Last year, Rhino Records launched a reissue campaign aiming to further solidify her legacy for a new generation. “Joni Mitchell Archives Vol. 1: The Early Years (1963-1967)” gathered recordings that stretched from her folksinger roots in Canada through her arrival in Los Angeles.
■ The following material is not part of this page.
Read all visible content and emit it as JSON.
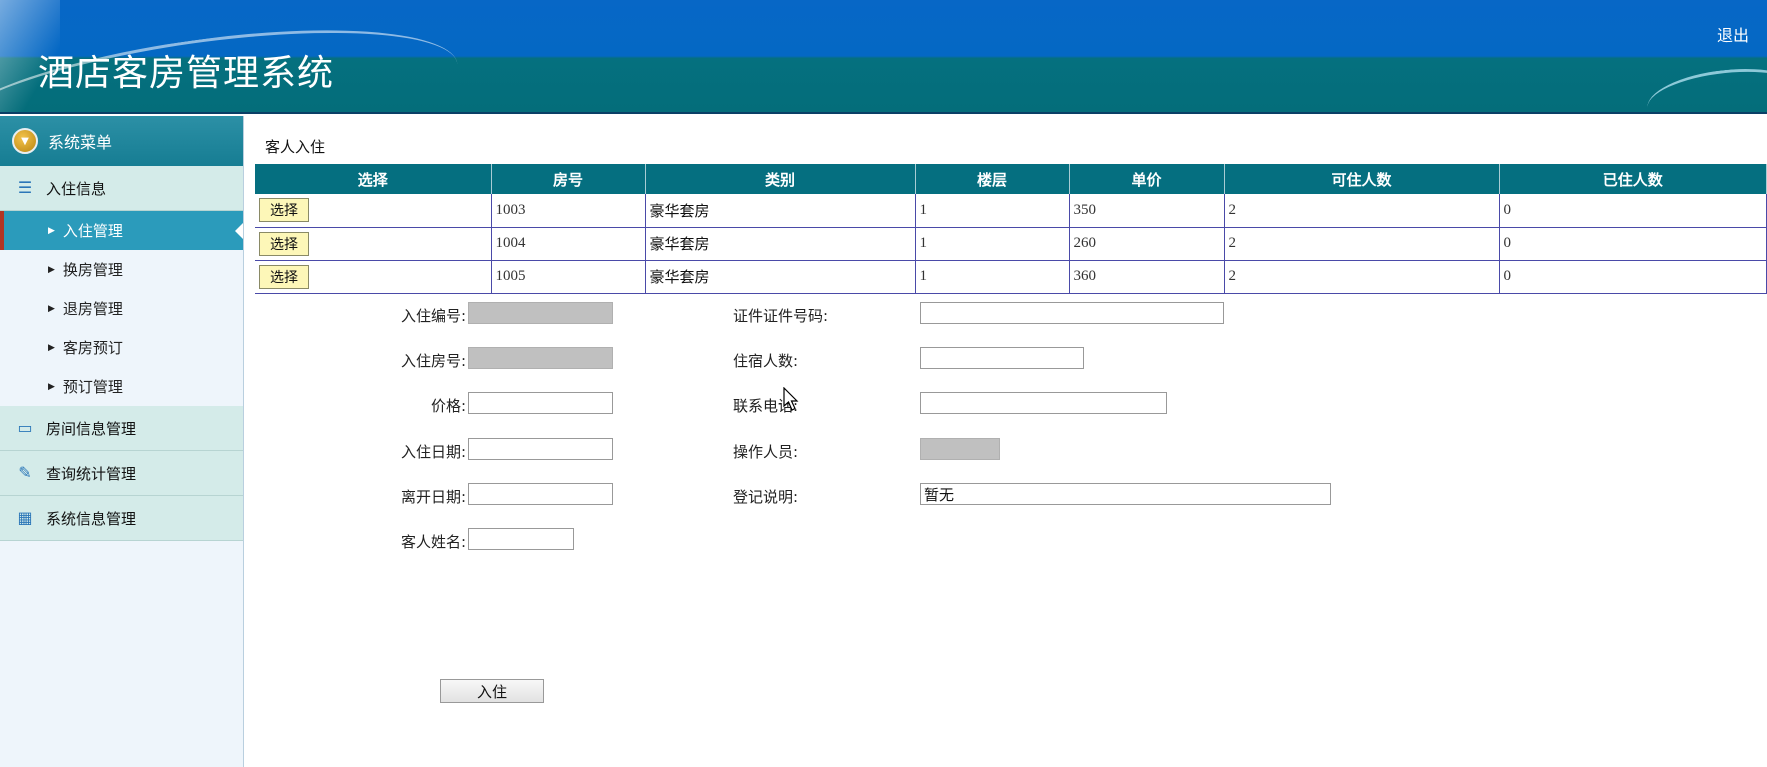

Earlier this year Rhino followed up with newly remastered versions of her first four solo albums for Reprise.

“Archives Vol. 2,” scheduled for release Oct. 29, will feature nearly six hours of unreleased home, studio and live recordings.

“It’s amazing to me, looking at all of this attention my work has gotten recently,” Mitchell told Cameron Crowe in The Times in June. “I’m always so moved when people tell me how the music has affected them.”

Joni Mitchell on July 8
Joni Mitchell on July 8.
(Marcy Gensic)

Mitchell will earn more plaudits in Washington, D.C. on Dec. 5, when she’ll be one of five recipients of the annual Kennedy Center Honors. She’ll join opera singer Justino Díaz, Motown Records’ Berry Gordy, “Saturday Night Live”producer Lorne Michaels and singer-actor Bette Midler in the VIP seats.

In naming Mitchell Person of the Year, MusiCares described her as “one of the greatest, most important songwriters of our time.” Noting Mitchell’s “trailblazing spirit and being a poet of the ages,” she was lauded “for breaking down barriers for women in the music industry; for tenacity in creating and following her own voice and for her ability to bring comfort, joy and inspiration to countless listeners and artists alike.”

The Rolling Stones drummer, who joined the group in 1963 and never missed a gig, died Tuesday at age 80.

Aug. 24, 2021

In March 2015, Mitchell suffered a debilitating brain aneurysm. She hasn’t sung in public since, although she’s recently been accompanying invited musicians and friends in song when they convene at her Bel-Air home for what’s become known as Joni’s Jams.

The single-night Mitchell celebration, at the Los Angeles Convention Center, will feature a bounty of acclaimed artists covering the artist’s work. The event, which features a live auction, generates more than $10 million annually for the charity.